Work to complete: Whenever a line below includes the string "suka", show it.

Records to use:
--------

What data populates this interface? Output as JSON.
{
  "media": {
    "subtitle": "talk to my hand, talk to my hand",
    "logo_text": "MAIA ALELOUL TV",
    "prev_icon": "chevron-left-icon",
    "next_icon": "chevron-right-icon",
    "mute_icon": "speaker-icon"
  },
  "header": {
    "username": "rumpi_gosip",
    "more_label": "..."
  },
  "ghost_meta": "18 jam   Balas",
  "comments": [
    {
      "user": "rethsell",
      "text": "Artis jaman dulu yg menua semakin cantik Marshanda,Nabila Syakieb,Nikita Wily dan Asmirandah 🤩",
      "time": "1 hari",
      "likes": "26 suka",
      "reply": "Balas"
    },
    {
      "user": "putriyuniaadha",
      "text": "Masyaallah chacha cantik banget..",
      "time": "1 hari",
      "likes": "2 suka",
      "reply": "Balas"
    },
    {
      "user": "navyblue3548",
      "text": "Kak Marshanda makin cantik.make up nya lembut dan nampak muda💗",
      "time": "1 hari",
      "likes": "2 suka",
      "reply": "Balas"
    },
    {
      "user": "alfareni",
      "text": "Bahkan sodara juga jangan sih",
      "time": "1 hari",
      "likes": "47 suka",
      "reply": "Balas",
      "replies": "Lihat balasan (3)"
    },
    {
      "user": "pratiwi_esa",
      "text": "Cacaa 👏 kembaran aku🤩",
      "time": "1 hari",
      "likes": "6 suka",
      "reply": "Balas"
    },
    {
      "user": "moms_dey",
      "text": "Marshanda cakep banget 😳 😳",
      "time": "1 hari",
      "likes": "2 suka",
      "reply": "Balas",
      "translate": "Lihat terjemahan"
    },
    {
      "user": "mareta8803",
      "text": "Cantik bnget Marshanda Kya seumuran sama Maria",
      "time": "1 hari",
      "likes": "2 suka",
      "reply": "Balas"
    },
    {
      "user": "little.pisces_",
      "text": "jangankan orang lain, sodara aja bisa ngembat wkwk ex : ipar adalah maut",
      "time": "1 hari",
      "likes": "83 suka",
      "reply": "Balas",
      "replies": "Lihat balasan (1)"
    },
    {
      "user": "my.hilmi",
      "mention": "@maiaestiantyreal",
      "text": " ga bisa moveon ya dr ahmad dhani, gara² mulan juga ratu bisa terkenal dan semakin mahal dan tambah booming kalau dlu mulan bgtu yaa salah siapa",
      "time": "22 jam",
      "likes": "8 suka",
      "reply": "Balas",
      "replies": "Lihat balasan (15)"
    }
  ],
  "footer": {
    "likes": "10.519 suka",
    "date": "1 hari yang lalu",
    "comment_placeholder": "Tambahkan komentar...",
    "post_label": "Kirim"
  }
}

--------

Written answer:
      "likes": "26 suka",
      "likes": "2 suka",
      "likes": "2 suka",
      "likes": "47 suka",
      "likes": "6 suka",
      "likes": "2 suka",
      "likes": "2 suka",
      "likes": "83 suka",
      "likes": "8 suka",
    "likes": "10.519 suka",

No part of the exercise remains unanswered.